Pelletier, Claude De

, one of the few who have been able to unite attention to business, with the love and cultivation of letters, was born at Paris in 1630, and bred to the law, but always in strict intimacy with Boileau, Bignon, Lamoignon, and the other great men of his time. He was first counsellor of the Châtelet, then in the parliament, afterwards president of the fourth chamber of requests, and next Prévôt des Marchands. To this place he was nominated in 1668, and signalized his situation there by building a quay at Paris, which still retains his name.
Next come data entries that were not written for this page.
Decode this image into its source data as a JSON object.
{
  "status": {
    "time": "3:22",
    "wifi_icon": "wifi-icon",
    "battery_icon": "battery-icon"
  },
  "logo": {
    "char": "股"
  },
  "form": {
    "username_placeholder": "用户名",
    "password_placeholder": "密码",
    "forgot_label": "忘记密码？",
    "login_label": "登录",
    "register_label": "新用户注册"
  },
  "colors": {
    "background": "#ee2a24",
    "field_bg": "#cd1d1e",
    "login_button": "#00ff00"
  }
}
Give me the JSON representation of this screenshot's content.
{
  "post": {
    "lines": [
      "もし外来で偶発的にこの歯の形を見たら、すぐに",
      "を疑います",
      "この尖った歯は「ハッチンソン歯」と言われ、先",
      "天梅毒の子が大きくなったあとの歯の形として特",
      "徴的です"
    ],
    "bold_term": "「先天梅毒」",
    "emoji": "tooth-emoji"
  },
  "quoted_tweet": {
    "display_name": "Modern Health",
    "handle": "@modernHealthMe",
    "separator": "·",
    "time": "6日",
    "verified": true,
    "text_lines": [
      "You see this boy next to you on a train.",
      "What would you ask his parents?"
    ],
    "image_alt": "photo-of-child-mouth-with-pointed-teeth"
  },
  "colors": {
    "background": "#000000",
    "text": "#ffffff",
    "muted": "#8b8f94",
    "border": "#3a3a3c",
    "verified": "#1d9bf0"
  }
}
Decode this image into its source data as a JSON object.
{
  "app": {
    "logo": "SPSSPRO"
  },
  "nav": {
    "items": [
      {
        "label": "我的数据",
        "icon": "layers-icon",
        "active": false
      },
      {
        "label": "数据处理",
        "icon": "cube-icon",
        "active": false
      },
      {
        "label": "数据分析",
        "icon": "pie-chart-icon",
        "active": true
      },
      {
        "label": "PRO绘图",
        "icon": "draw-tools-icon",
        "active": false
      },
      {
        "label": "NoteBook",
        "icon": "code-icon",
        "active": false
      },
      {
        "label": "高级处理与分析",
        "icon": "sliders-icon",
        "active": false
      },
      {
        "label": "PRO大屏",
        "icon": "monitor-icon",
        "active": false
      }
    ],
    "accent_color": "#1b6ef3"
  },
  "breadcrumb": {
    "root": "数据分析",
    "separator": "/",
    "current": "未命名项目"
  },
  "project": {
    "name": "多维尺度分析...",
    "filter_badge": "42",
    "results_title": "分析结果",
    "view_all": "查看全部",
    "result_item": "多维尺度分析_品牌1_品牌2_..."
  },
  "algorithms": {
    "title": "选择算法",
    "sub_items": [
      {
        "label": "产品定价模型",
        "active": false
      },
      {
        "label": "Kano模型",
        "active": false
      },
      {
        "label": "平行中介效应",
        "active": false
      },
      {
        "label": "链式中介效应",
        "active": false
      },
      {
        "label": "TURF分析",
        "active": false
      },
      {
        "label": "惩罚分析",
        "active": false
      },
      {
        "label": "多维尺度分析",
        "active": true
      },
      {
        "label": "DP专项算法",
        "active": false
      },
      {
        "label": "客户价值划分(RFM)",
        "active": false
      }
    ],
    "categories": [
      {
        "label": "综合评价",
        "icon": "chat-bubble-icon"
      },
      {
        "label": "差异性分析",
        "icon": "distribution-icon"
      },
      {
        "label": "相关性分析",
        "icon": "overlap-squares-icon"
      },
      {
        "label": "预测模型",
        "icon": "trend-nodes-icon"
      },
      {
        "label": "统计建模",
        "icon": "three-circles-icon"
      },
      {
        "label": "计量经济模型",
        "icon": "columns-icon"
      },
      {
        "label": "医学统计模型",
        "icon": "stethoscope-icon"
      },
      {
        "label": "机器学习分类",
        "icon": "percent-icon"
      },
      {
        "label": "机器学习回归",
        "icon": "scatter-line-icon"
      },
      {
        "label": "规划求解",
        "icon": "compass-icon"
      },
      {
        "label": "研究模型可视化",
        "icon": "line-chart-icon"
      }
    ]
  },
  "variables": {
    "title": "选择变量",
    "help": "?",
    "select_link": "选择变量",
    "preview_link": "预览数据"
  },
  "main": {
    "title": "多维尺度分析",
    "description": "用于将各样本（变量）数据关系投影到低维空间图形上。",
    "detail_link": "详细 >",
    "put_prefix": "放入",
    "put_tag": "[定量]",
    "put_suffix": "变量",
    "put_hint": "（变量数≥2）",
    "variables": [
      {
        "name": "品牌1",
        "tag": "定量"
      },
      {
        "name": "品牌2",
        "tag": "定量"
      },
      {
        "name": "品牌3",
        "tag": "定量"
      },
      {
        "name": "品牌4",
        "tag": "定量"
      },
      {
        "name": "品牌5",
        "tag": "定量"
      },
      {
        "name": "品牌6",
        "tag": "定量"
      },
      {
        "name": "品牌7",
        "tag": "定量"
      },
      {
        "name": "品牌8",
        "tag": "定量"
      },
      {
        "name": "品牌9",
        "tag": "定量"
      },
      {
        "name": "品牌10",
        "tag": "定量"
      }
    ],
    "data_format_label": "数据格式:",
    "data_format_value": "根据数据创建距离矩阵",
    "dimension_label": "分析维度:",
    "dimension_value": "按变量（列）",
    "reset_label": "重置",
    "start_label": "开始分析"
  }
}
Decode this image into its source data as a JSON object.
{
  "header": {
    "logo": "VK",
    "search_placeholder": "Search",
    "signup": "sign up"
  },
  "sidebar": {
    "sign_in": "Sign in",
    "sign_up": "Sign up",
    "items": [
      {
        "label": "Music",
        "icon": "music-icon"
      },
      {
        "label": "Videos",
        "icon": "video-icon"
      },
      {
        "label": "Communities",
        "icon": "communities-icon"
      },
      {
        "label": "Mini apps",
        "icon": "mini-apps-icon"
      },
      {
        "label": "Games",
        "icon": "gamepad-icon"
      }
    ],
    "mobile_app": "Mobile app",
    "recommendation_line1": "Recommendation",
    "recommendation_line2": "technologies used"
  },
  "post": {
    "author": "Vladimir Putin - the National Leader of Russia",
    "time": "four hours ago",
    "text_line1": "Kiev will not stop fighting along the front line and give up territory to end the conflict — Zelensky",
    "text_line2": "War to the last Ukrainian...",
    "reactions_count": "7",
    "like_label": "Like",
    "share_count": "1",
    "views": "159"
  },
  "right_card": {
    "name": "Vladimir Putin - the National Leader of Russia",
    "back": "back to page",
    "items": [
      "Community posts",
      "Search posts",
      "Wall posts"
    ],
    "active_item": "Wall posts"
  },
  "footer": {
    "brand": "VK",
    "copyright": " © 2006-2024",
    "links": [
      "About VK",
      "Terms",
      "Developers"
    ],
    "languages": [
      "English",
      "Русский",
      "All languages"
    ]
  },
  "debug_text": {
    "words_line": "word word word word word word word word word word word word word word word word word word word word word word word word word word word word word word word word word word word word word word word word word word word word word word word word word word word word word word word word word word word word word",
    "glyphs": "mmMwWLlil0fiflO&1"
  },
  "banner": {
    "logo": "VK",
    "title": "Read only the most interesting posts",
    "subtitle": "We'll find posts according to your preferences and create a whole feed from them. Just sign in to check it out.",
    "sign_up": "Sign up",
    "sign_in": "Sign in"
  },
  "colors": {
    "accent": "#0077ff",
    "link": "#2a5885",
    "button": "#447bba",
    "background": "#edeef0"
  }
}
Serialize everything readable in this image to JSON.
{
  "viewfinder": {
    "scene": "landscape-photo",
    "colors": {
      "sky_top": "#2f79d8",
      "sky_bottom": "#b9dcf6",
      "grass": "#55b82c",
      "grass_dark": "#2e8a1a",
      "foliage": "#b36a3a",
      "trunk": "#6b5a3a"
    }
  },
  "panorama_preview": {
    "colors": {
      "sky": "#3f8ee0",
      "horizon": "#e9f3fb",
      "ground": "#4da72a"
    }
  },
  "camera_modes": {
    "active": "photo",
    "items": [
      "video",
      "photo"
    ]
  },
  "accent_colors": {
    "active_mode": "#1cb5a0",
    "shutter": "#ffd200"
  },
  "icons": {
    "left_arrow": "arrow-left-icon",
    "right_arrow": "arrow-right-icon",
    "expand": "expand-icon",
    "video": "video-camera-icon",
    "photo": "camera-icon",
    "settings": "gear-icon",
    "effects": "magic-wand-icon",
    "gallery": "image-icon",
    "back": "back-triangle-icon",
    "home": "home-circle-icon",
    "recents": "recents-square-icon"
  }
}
Being much approved in this office, be was appointed in 1683 to succeed the famous Colbert in that of controllergeneral of the finances. He held this place only six years, after which he resigned it, and in 1697 retired from court entirely, to lead a life of meditation and devotion. He died in August 1711, at the age of eighty-one. Though the life of Pelletier was so much occupied by business, he either produced or was concerned in several publications. 1. Extracts and Collections from the fathers, the ecclesiastical writers, and from scripture, made with great judgment, in several volumes, 12mo. 2. Editions of the “Comes | Theologus,” and “Comes Juridicus,” of Peter Pithou, who was his maternal great grandfather. 3. “Comes Senectutis,” and 4. “Comes Rusticus,” both in 12mo, and written in imitation of the former works of Pithou, consist chiefly of the thoughts of various authors. 5. The best edition of the Body of Canon Law, in Latin, with the notes of Peter and Francis Pithou, in 2 vols, fol. 6. An edition of the Observations of Peter Pithou on the Code and on the Novellae. 1